→ **Collection entries**
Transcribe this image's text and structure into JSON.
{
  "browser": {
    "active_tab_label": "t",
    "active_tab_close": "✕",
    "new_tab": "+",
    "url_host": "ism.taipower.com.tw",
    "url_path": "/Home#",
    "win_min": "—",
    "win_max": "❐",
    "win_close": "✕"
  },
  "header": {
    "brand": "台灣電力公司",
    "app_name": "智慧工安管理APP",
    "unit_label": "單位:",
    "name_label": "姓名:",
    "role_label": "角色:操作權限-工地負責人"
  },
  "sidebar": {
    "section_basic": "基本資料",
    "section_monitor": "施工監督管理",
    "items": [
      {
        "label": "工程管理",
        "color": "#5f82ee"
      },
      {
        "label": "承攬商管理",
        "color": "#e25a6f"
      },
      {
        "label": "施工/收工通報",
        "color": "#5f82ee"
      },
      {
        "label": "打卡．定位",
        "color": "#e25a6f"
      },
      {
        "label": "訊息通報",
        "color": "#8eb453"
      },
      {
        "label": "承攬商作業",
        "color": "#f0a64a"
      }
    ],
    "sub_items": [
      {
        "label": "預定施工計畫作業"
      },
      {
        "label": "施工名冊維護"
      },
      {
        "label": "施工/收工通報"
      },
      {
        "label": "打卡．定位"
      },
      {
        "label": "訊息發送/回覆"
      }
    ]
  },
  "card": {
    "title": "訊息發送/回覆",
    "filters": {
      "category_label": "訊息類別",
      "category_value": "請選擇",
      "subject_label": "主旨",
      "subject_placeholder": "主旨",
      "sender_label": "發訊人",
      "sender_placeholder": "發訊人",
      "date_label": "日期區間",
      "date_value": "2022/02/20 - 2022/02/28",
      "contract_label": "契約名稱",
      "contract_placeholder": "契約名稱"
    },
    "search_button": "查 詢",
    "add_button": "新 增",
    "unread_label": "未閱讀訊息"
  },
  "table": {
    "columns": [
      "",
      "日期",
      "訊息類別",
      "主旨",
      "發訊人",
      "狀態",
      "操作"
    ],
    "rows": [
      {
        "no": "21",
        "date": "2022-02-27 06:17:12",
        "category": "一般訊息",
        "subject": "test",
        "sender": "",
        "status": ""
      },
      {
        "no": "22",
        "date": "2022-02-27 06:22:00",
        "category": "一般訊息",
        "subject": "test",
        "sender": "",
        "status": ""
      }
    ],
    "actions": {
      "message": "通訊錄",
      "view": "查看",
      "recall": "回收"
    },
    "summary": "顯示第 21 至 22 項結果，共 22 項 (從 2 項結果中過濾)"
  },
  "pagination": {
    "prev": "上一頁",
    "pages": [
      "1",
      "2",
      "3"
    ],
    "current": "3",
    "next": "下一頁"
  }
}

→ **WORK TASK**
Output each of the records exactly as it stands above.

→ **RESPONSE FOR THIS EXERCISE**
Transcribe this image's text and structure into JSON.
{
  "browser": {
    "active_tab_label": "t",
    "active_tab_close": "✕",
    "new_tab": "+",
    "url_host": "ism.taipower.com.tw",
    "url_path": "/Home#",
    "win_min": "—",
    "win_max": "❐",
    "win_close": "✕"
  },
  "header": {
    "brand": "台灣電力公司",
    "app_name": "智慧工安管理APP",
    "unit_label": "單位:",
    "name_label": "姓名:",
    "role_label": "角色:操作權限-工地負責人"
  },
  "sidebar": {
    "section_basic": "基本資料",
    "section_monitor": "施工監督管理",
    "items": [
      {
        "label": "工程管理",
        "color": "#5f82ee"
      },
      {
        "label": "承攬商管理",
        "color": "#e25a6f"
      },
      {
        "label": "施工/收工通報",
        "color": "#5f82ee"
      },
      {
        "label": "打卡．定位",
        "color": "#e25a6f"
      },
      {
        "label": "訊息通報",
        "color": "#8eb453"
      },
      {
        "label": "承攬商作業",
        "color": "#f0a64a"
      }
    ],
    "sub_items": [
      {
        "label": "預定施工計畫作業"
      },
      {
        "label": "施工名冊維護"
      },
      {
        "label": "施工/收工通報"
      },
      {
        "label": "打卡．定位"
      },
      {
        "label": "訊息發送/回覆"
      }
    ]
  },
  "card": {
    "title": "訊息發送/回覆",
    "filters": {
      "category_label": "訊息類別",
      "category_value": "請選擇",
      "subject_label": "主旨",
      "subject_placeholder": "主旨",
      "sender_label": "發訊人",
      "sender_placeholder": "發訊人",
      "date_label": "日期區間",
      "date_value": "2022/02/20 - 2022/02/28",
      "contract_label": "契約名稱",
      "contract_placeholder": "契約名稱"
    },
    "search_button": "查 詢",
    "add_button": "新 增",
    "unread_label": "未閱讀訊息"
  },
  "table": {
    "columns": [
      "",
      "日期",
      "訊息類別",
      "主旨",
      "發訊人",
      "狀態",
      "操作"
    ],
    "rows": [
      {
        "no": "21",
        "date": "2022-02-27 06:17:12",
        "category": "一般訊息",
        "subject": "test",
        "sender": "",
        "status": ""
      },
      {
        "no": "22",
        "date": "2022-02-27 06:22:00",
        "category": "一般訊息",
        "subject": "test",
        "sender": "",
        "status": ""
      }
    ],
    "actions": {
      "message": "通訊錄",
      "view": "查看",
      "recall": "回收"
    },
    "summary": "顯示第 21 至 22 項結果，共 22 項 (從 2 項結果中過濾)"
  },
  "pagination": {
    "prev": "上一頁",
    "pages": [
      "1",
      "2",
      "3"
    ],
    "current": "3",
    "next": "下一頁"
  }
}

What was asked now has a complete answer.